The gigantic fortress of El Morro, with its 140ft-high ramparts, quickly rose above the ocean cliffs.
The Catholic Church arrived en masse to build a church, a convent and a cathedral. For the next three centuries, San Juan was the primary military and legislative outpost of the Spanish empire in the Caribbean and Central America. But economically it stagnated, unable to prosper from the smuggling that was pervasive elsewhere on the island.
That all changed after the Spanish-American War of 1898. The US annexed the island as a ‘territory’ and designated San Juan as the primary port. Agricultural goods such as sugar, tobacco and coffee flowed into the city. Jíbaros (country people) flocked to the shipping terminals for work and old villages like Río Piedras were swallowed up.
The unchecked growth surge was a nightmare for city planners, who struggled to provide services, roads and housing. By the 1980s, franchises of US fast-food restaurants were everywhere, but there were few places to get a gourmet meal featuring the island’s comida criolla (traditional Puerto Rican cuisine). Housing developments blighted much of the area.
Unemployment was rampant, and crime was high. Ironically, Old San Juan was considered the epicenter of all that was wrong with the city. Tourists kept to the overdeveloped beaches of Condado, Isla Verde and Miramar.
In 1992, the world marked the 500-year anniversary of Columbus’ ‘discovery’ of the Americas. That celebration gave city leaders the impetus needed to focus on the historic restoration of Old San Juan. The energy and finesse that characterized that effort waned slightly as the decade ended.

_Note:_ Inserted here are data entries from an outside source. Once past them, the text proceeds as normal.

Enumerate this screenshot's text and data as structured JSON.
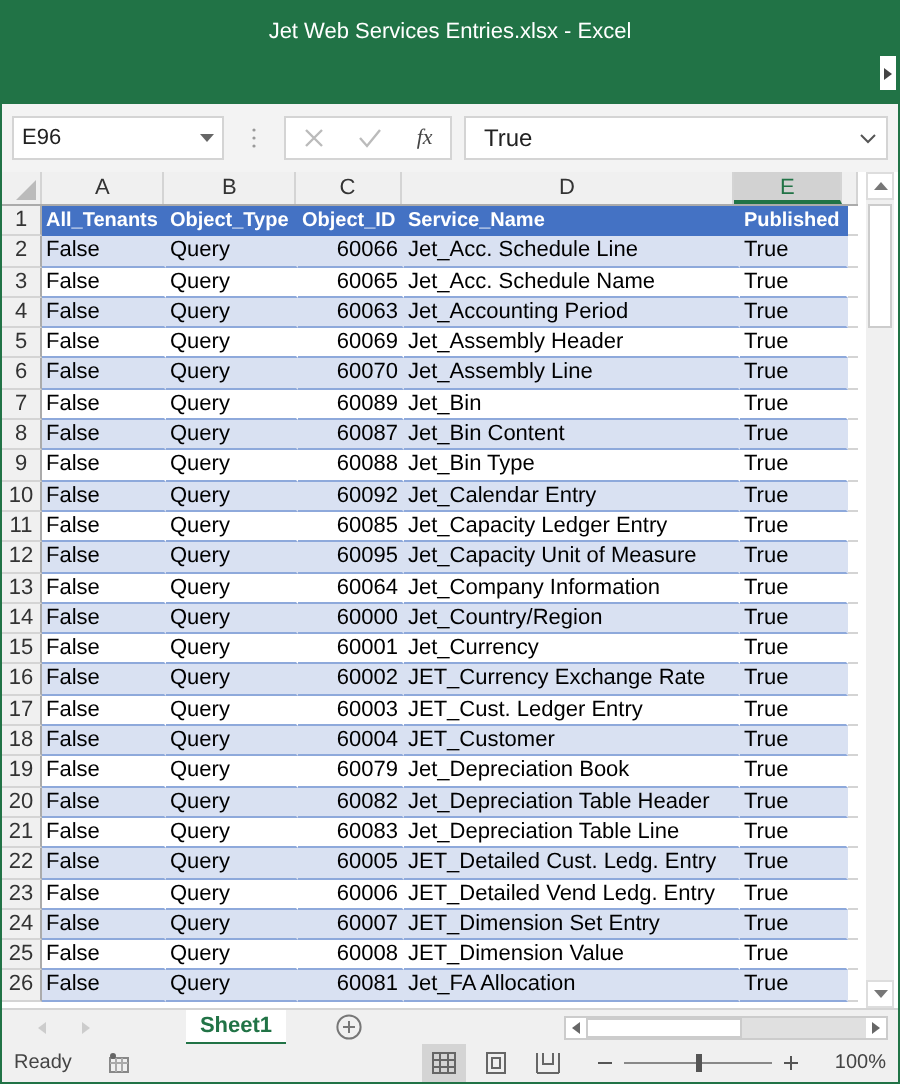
{
  "window": {
    "title": "Jet Web Services Entries.xlsx - Excel"
  },
  "formula_bar": {
    "name_box": "E96",
    "fx": "fx",
    "value": "True"
  },
  "columns": [
    {
      "label": "A",
      "selected": false
    },
    {
      "label": "B",
      "selected": false
    },
    {
      "label": "C",
      "selected": false
    },
    {
      "label": "D",
      "selected": false
    },
    {
      "label": "E",
      "selected": true
    }
  ],
  "rows": [
    {
      "number": "1",
      "kind": "header",
      "cells": [
        "All_Tenants",
        "Object_Type",
        "Object_ID",
        "Service_Name",
        "Published"
      ]
    },
    {
      "number": "2",
      "kind": "data",
      "cells": [
        "False",
        "Query",
        "60066",
        "Jet_Acc. Schedule Line",
        "True"
      ]
    },
    {
      "number": "3",
      "kind": "data",
      "cells": [
        "False",
        "Query",
        "60065",
        "Jet_Acc. Schedule Name",
        "True"
      ]
    },
    {
      "number": "4",
      "kind": "data",
      "cells": [
        "False",
        "Query",
        "60063",
        "Jet_Accounting Period",
        "True"
      ]
    },
    {
      "number": "5",
      "kind": "data",
      "cells": [
        "False",
        "Query",
        "60069",
        "Jet_Assembly Header",
        "True"
      ]
    },
    {
      "number": "6",
      "kind": "data",
      "cells": [
        "False",
        "Query",
        "60070",
        "Jet_Assembly Line",
        "True"
      ]
    },
    {
      "number": "7",
      "kind": "data",
      "cells": [
        "False",
        "Query",
        "60089",
        "Jet_Bin",
        "True"
      ]
    },
    {
      "number": "8",
      "kind": "data",
      "cells": [
        "False",
        "Query",
        "60087",
        "Jet_Bin Content",
        "True"
      ]
    },
    {
      "number": "9",
      "kind": "data",
      "cells": [
        "False",
        "Query",
        "60088",
        "Jet_Bin Type",
        "True"
      ]
    },
    {
      "number": "10",
      "kind": "data",
      "cells": [
        "False",
        "Query",
        "60092",
        "Jet_Calendar Entry",
        "True"
      ]
    },
    {
      "number": "11",
      "kind": "data",
      "cells": [
        "False",
        "Query",
        "60085",
        "Jet_Capacity Ledger Entry",
        "True"
      ]
    },
    {
      "number": "12",
      "kind": "data",
      "cells": [
        "False",
        "Query",
        "60095",
        "Jet_Capacity Unit of Measure",
        "True"
      ]
    },
    {
      "number": "13",
      "kind": "data",
      "cells": [
        "False",
        "Query",
        "60064",
        "Jet_Company Information",
        "True"
      ]
    },
    {
      "number": "14",
      "kind": "data",
      "cells": [
        "False",
        "Query",
        "60000",
        "Jet_Country/Region",
        "True"
      ]
    },
    {
      "number": "15",
      "kind": "data",
      "cells": [
        "False",
        "Query",
        "60001",
        "Jet_Currency",
        "True"
      ]
    },
    {
      "number": "16",
      "kind": "data",
      "cells": [
        "False",
        "Query",
        "60002",
        "JET_Currency Exchange Rate",
        "True"
      ]
    },
    {
      "number": "17",
      "kind": "data",
      "cells": [
        "False",
        "Query",
        "60003",
        "JET_Cust. Ledger Entry",
        "True"
      ]
    },
    {
      "number": "18",
      "kind": "data",
      "cells": [
        "False",
        "Query",
        "60004",
        "JET_Customer",
        "True"
      ]
    },
    {
      "number": "19",
      "kind": "data",
      "cells": [
        "False",
        "Query",
        "60079",
        "Jet_Depreciation Book",
        "True"
      ]
    },
    {
      "number": "20",
      "kind": "data",
      "cells": [
        "False",
        "Query",
        "60082",
        "Jet_Depreciation Table Header",
        "True"
      ]
    },
    {
      "number": "21",
      "kind": "data",
      "cells": [
        "False",
        "Query",
        "60083",
        "Jet_Depreciation Table Line",
        "True"
      ]
    },
    {
      "number": "22",
      "kind": "data",
      "cells": [
        "False",
        "Query",
        "60005",
        "JET_Detailed Cust. Ledg. Entry",
        "True"
      ]
    },
    {
      "number": "23",
      "kind": "data",
      "cells": [
        "False",
        "Query",
        "60006",
        "JET_Detailed Vend Ledg. Entry",
        "True"
      ]
    },
    {
      "number": "24",
      "kind": "data",
      "cells": [
        "False",
        "Query",
        "60007",
        "JET_Dimension Set Entry",
        "True"
      ]
    },
    {
      "number": "25",
      "kind": "data",
      "cells": [
        "False",
        "Query",
        "60008",
        "JET_Dimension Value",
        "True"
      ]
    },
    {
      "number": "26",
      "kind": "data",
      "cells": [
        "False",
        "Query",
        "60081",
        "Jet_FA Allocation",
        "True"
      ]
    }
  ],
  "sheet_tabs": [
    {
      "label": "Sheet1",
      "selected": true
    }
  ],
  "status_bar": {
    "status": "Ready",
    "views": [
      {
        "kind": "normal",
        "selected": true
      },
      {
        "kind": "page_layout",
        "selected": false
      },
      {
        "kind": "page_break",
        "selected": false
      }
    ],
    "zoom": {
      "level": 0.5,
      "reading": "100%"
    }
  }
}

However, the new century has brought several successful urban regeneration projects such as the super-efficient Tren Urbano (metro) that opened in 2005, a space-age convention center situated in the neighborhood of Miramar and a clutch of redeveloped hotels in revitalized Condado.